What is needed |
Find the string "scene" in the entries and copy each line that has it.

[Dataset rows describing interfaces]
####
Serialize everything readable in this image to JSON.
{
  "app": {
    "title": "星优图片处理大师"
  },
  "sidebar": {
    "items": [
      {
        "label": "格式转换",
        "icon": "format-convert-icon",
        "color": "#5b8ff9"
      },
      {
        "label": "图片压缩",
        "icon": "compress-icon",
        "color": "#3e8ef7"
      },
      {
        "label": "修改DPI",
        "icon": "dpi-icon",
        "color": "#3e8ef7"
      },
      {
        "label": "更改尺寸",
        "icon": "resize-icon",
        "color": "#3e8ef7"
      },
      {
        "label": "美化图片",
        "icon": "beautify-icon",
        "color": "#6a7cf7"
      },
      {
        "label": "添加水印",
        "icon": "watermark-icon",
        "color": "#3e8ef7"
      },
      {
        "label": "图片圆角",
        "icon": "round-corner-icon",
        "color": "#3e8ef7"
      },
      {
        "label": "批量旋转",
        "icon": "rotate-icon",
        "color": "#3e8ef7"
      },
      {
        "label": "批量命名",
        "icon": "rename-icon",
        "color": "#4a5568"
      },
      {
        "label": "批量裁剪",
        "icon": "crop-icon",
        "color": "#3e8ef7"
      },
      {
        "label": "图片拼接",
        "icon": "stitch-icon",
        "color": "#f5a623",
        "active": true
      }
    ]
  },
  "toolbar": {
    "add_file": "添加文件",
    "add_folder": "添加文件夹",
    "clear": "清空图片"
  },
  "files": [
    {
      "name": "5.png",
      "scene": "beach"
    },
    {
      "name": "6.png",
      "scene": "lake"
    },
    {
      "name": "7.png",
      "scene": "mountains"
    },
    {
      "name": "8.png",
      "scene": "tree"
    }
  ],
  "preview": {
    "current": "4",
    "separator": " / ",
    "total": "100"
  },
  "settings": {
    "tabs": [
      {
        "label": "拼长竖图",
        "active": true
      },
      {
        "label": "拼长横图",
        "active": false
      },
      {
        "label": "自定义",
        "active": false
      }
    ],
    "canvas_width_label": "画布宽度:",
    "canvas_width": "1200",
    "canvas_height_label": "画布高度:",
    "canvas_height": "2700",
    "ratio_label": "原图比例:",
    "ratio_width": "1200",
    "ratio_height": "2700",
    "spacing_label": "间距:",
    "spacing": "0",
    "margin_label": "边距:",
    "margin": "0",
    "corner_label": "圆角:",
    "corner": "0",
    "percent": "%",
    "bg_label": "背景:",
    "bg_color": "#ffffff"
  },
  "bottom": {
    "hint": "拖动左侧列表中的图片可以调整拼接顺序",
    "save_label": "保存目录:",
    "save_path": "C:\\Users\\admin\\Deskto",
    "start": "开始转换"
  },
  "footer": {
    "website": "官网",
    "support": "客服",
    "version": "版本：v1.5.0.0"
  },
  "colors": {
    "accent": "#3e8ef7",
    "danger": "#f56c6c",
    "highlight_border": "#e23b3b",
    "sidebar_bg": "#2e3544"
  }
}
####
Task result |
      "scene": "beach"
      "scene": "lake"
      "scene": "mountains"
      "scene": "tree"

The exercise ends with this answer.